"The researchers who performed the original ibuprofen study thought it was working solely by inhibiting the migration of a type of white blood cell, called the neutrophil, to the lung. It goes hand-in-hand with acute inflammation," Cannon said. "However, although this may be one mechanism of action, at the high doses that were being given to the cystic fibrosis patients, the drug also has antimicrobial properties."
The inhaled ibuprofen would work in conjunction with the antibiotics the patient is already being given for the underlying infection. "We determined that not only does ibuprofen act as an antimicrobial itself, it is also synergistic with the antibiotics we already give to these patients," Cannon said. "Together, they kill the pathogens much better than either one does alone and we could get the same great effects of the high concentrations of ibuprofen without the side effects."
Cannon and her team are pursuing international patent protection on this technology and, in the next year or so, hope to begin discussions with the Food and Drug Administration (FDA) about working towards receiving Investigational New Drug (IND) status to allow for future clinical trials.
"We have several nanoparticle formulations, one of which, developed by our collaborator, Dr. Hugh Smyth at the University of Texas in Austin, is almost pure ibuprofen," Cannon said. "We are excited about this formulation, but we still have to prove that it achieves our goal of high lung concentrations of the drug and low systemic concentrations."
To test this, this summer Cannon and Smyth and their teams plan to deliver the ibuprofen nanoparticles to the lungs of animal models and measure the drug concentrations in the lungs and serum at different time points. "This type of experiment addresses the pharmacokinetics of the drug and aims to investigate our hypothesis that we can achieve high local concentrations in the lung while maintaining low systemic concentrations," Cannon said. She and her collaborators will also investigate the capacity of the ibuprofen nanoparticles to improve pneumonia survival rates in animal models.

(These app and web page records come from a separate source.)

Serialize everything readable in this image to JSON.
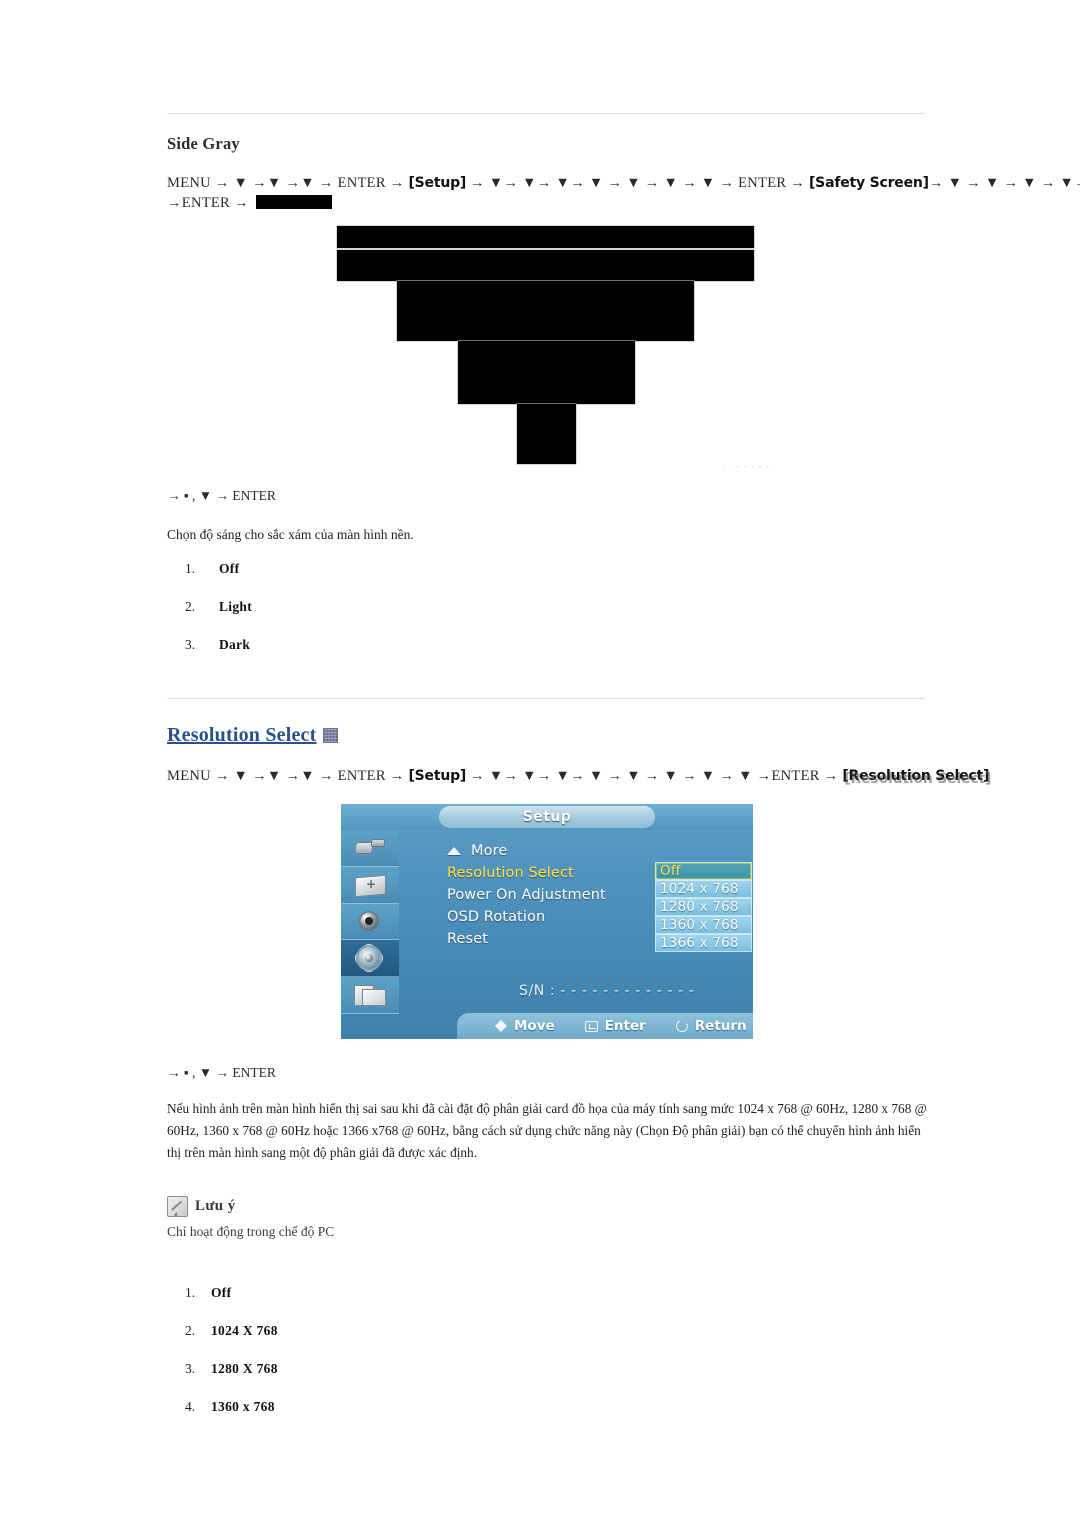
{
  "sections": [
    {
      "id": "side-gray",
      "heading": "Side Gray",
      "path_line1": "MENU → ▼ →▼ →▼ → ENTER → ",
      "path_setup": "[Setup]",
      "path_mid": " → ▼→ ▼→ ▼→ ▼ → ▼ → ▼ → ▼ → ENTER → ",
      "path_safety": "[Safety Screen]",
      "path_tail": "→ ▼ → ▼ → ▼ → ▼→ ▼",
      "path_line2_prefix": "→ENTER → ",
      "enter_line": "→ ▪ , ▼ → ENTER",
      "description": "Chọn độ sáng cho sắc xám của màn hình nền.",
      "options": [
        {
          "num": "1.",
          "label": "Off"
        },
        {
          "num": "2.",
          "label": "Light"
        },
        {
          "num": "3.",
          "label": "Dark"
        }
      ]
    },
    {
      "id": "resolution-select",
      "heading": "Resolution Select",
      "heading_icon": "thumbnail-icon",
      "path_prefix": "MENU → ▼ →▼ →▼ → ENTER → ",
      "path_setup": "[Setup]",
      "path_mid": " → ▼→ ▼→ ▼→ ▼ → ▼ → ▼ → ▼ → ▼ →ENTER → ",
      "path_token": "[Resolution Select]",
      "enter_line": "→ ▪ , ▼ → ENTER",
      "paragraph": "Nếu hình ảnh trên màn hình hiển thị sai sau khi đã cài đặt độ phân giải card đồ họa của máy tính sang mức 1024 x 768 @ 60Hz, 1280 x 768 @ 60Hz, 1360 x 768 @ 60Hz hoặc 1366 x768 @ 60Hz, bằng cách sử dụng chức năng này (Chọn Độ phân giải) bạn có thể chuyển hình ảnh hiển thị trên màn hình sang một độ phân giải đã được xác định.",
      "note": {
        "icon": "note-pencil-icon",
        "title": "Lưu ý",
        "text": "Chỉ hoạt động trong chế độ PC"
      },
      "options": [
        {
          "num": "1.",
          "label": "Off"
        },
        {
          "num": "2.",
          "label": "1024 X 768"
        },
        {
          "num": "3.",
          "label": "1280 X 768"
        },
        {
          "num": "4.",
          "label": "1360 x 768"
        }
      ]
    }
  ],
  "osd": {
    "title": "Setup",
    "sidebar_icons": [
      "input-source-icon",
      "picture-icon",
      "sound-icon",
      "setup-gear-icon",
      "multi-control-icon"
    ],
    "menu": {
      "more_label": "More",
      "rows": [
        {
          "name": "Resolution Select",
          "colon": ":",
          "active": true
        },
        {
          "name": "Power On Adjustment",
          "colon": "",
          "active": false
        },
        {
          "name": "OSD Rotation",
          "colon": ":",
          "active": false
        },
        {
          "name": "Reset",
          "colon": "",
          "active": false
        }
      ]
    },
    "dropdown": {
      "selected": "Off",
      "items": [
        "Off",
        "1024 x 768",
        "1280 x 768",
        "1360 x 768",
        "1366 x 768"
      ]
    },
    "serial": "S/N : - - - - - - - - - - - - -",
    "footer": [
      {
        "icon": "move-updown-icon",
        "label": "Move"
      },
      {
        "icon": "enter-key-icon",
        "label": "Enter"
      },
      {
        "icon": "return-arrow-icon",
        "label": "Return"
      }
    ]
  },
  "broken_image": {
    "faint_caption": "· ·  - - - - -",
    "alt": "missing-image-placeholder"
  },
  "colors": {
    "link": "#2b4f8e",
    "rule": "#dedede",
    "osd_blue": "#4f92bd",
    "osd_highlight": "#ffe14d"
  }
}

"The staff in the Office of Technology Translation at the Health Science Center have been wonderful through the whole process," Cannon said. "They have served as advocates for our projects with the Texas A&M Technology Commercialization (TTC) team, which has helped actualize our vision to move our inventions from the lab into use by patients."